(Data items)
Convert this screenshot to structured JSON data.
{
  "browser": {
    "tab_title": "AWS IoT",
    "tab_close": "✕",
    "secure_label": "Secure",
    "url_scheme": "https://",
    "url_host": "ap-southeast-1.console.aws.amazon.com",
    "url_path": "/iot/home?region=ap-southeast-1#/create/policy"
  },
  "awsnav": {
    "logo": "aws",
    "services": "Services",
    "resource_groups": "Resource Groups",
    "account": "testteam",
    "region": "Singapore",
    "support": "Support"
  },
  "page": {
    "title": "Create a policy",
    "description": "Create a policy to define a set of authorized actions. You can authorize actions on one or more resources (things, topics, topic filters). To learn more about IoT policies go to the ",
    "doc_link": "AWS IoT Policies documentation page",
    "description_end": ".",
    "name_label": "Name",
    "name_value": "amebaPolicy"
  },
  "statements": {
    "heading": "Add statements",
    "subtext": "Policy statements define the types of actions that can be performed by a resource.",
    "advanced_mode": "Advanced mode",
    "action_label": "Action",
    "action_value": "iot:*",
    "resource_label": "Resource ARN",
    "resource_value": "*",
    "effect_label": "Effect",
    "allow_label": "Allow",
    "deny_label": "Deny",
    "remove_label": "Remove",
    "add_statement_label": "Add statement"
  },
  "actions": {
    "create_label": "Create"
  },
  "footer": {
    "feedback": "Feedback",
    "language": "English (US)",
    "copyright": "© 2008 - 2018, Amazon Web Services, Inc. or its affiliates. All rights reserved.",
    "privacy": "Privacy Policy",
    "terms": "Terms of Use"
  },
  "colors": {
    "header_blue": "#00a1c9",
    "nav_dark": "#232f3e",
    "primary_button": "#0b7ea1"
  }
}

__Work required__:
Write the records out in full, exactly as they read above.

__Solution to this task__:
Convert this screenshot to structured JSON data.
{
  "browser": {
    "tab_title": "AWS IoT",
    "tab_close": "✕",
    "secure_label": "Secure",
    "url_scheme": "https://",
    "url_host": "ap-southeast-1.console.aws.amazon.com",
    "url_path": "/iot/home?region=ap-southeast-1#/create/policy"
  },
  "awsnav": {
    "logo": "aws",
    "services": "Services",
    "resource_groups": "Resource Groups",
    "account": "testteam",
    "region": "Singapore",
    "support": "Support"
  },
  "page": {
    "title": "Create a policy",
    "description": "Create a policy to define a set of authorized actions. You can authorize actions on one or more resources (things, topics, topic filters). To learn more about IoT policies go to the ",
    "doc_link": "AWS IoT Policies documentation page",
    "description_end": ".",
    "name_label": "Name",
    "name_value": "amebaPolicy"
  },
  "statements": {
    "heading": "Add statements",
    "subtext": "Policy statements define the types of actions that can be performed by a resource.",
    "advanced_mode": "Advanced mode",
    "action_label": "Action",
    "action_value": "iot:*",
    "resource_label": "Resource ARN",
    "resource_value": "*",
    "effect_label": "Effect",
    "allow_label": "Allow",
    "deny_label": "Deny",
    "remove_label": "Remove",
    "add_statement_label": "Add statement"
  },
  "actions": {
    "create_label": "Create"
  },
  "footer": {
    "feedback": "Feedback",
    "language": "English (US)",
    "copyright": "© 2008 - 2018, Amazon Web Services, Inc. or its affiliates. All rights reserved.",
    "privacy": "Privacy Policy",
    "terms": "Terms of Use"
  },
  "colors": {
    "header_blue": "#00a1c9",
    "nav_dark": "#232f3e",
    "primary_button": "#0b7ea1"
  }
}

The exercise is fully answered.